There were fewer than twenty people waiting at the gate this day so we also entered the park between the two fences.   We watched two parents introduce their infant child to family and friends on the Mexican side. One U.S. Border Patrol official, standing next to his vehicle, was controlling the gate and watching the people gathered at the far fence. I learned that he was also a public relations officer for the Border Patrol.   He was originally from Maine but when he joined the Border Patrol he was assigned to the border with Mexico. When I asked him why he chose to join the Border Patrol he replied, “I want to serve my country.” However he also explained that work in Maine was scarce and he needed a job.

During our ½ hour conversation I asked, “What is the discussion among your colleagues about the presidential transition?”

He responded, “We don’t think a wall will be built along the whole border. However, we do anticipate that there will be more money for the hiring of more personnel.”“What is it like to watch these people visiting with the fence between them?”

“We opened this area (Friendship Park) to give them the opportunity to meet,” he justifies.

I explained that I had talked with a Texan who lived on the border and missed the days when there was free movement across the border to visit, shop, work, and for entertainment.

“I’m too young to remember those days but I’ve heard the stories,” he responded. “I agree it is the way relationships should be between the people of our two countries. But today, after 9/11, it is important to restrict movement across the border.”

“Doesn’t dividing families and restricting interaction among people of our two countries contribute to more tension, misunderstanding, and fear,” I asked?

“It does, but you should know that over 50% of border patrol personnel along this section of the border are of Mexican descent,” suggesting that their presence makes the situation acceptable.

I also learned that once or twice a year there is a time designated for people from each side of the border to stand in the opening of an emergency door in the fence to touch each other and embrace for as long as three minutes, under the watchful eye of a border official. These meetings are organized and limited by a lottery. I commented, “It seems to me that this destroys dignity rather than communicating good will.”

“It’s the way it has to be,” he replied with an uneasy shrug.

A silent parting handshake acknowledged a mutual uneasy troubling tension.

Before we left the Park, we went over to the second fence to say “good by” to our father and daughter walking companions. They introduced us to their family from Mexico. Through the fence there could be no handshaking, just smiles and well wishes. Returning through the gate on the U.S. side, we looked down to the shore of the Pacific Ocean where the two fences enter the water. On the Mexican side there were adults and children sitting on the beach and swimming. The U.S. side was deserted except for one Border Patrol vehicle driving through the sand.

As we walked the two miles back to our car we pondered the irony in the name “Friendship Park,” a barren strip of land between two iron fences, one with a steel meshed barrier. We later learned from No More Deaths that so far this year 469 people have needed help to recover $54,134 taken from them by the Arizona Department of Corrections when they were deported.

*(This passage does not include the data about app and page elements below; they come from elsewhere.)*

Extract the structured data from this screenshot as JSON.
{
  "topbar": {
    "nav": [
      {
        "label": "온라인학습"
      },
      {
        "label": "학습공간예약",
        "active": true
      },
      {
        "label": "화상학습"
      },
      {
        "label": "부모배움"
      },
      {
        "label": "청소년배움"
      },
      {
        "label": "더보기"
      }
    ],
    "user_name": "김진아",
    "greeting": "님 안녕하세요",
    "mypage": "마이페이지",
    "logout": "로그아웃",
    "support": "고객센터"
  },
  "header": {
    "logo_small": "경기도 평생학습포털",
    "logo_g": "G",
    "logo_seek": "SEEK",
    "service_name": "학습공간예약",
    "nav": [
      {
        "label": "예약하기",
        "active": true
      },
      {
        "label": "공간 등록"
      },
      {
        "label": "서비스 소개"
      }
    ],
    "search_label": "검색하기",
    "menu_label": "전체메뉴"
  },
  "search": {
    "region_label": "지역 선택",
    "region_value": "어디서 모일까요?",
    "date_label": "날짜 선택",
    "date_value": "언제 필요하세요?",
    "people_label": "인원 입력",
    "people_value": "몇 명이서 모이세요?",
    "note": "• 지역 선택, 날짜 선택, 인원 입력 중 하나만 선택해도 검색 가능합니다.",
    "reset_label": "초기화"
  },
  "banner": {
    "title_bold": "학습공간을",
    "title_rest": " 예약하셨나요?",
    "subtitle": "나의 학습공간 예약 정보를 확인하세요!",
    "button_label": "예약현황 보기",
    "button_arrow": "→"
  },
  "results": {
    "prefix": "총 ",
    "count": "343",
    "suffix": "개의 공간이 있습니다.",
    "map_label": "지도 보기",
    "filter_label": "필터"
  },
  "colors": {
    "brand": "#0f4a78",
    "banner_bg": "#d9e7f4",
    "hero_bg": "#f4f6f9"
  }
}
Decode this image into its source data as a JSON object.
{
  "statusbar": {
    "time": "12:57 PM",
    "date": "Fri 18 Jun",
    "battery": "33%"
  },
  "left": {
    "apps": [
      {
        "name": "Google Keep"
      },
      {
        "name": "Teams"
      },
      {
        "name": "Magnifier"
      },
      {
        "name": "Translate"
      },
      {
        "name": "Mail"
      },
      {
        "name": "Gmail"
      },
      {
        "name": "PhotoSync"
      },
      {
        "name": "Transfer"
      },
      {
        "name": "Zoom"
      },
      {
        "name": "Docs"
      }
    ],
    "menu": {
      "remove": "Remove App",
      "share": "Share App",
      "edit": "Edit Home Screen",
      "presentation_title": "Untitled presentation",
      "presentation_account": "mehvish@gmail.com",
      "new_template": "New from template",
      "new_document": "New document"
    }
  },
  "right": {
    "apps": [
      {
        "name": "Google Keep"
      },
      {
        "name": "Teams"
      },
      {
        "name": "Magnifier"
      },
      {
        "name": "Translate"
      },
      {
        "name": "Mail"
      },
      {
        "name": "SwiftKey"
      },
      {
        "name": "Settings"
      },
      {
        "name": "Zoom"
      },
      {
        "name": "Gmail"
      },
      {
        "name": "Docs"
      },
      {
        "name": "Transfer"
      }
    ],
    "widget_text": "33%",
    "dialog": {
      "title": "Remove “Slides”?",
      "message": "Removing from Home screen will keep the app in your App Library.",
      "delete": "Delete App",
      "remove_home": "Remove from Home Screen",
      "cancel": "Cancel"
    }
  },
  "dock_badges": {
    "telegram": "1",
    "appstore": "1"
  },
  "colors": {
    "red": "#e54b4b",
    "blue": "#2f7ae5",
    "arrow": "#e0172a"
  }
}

Others stranded in Nogales, Mexico have needed help to make 2150 phone calls to tell friends and family about their sudden deportation from the United States. There have been remains of 144 people found in the southern Arizona desert so far this year.

Conversation about the border between the United States and Mexico has been dominated by fear of lost jobs, economic assistance abuse, drugs, terrorism, and “the wall.” Missing is an awareness of the human condition. In the West Wing, in the halls of Congress, and in our neighborhoods we must begin to frame the discussion of border issues around human dignity, uniting families, developing friendships, and acknowledging the valuable contributions each person can make to our respective countries. Then, perhaps, the next time we visit the borderlands we will be able to shake the hands of the man’s Mexican mother and his daughter’s sister. And together we will hear the voices of the songbirds and see the gulls flying back and forth across the border.

 

J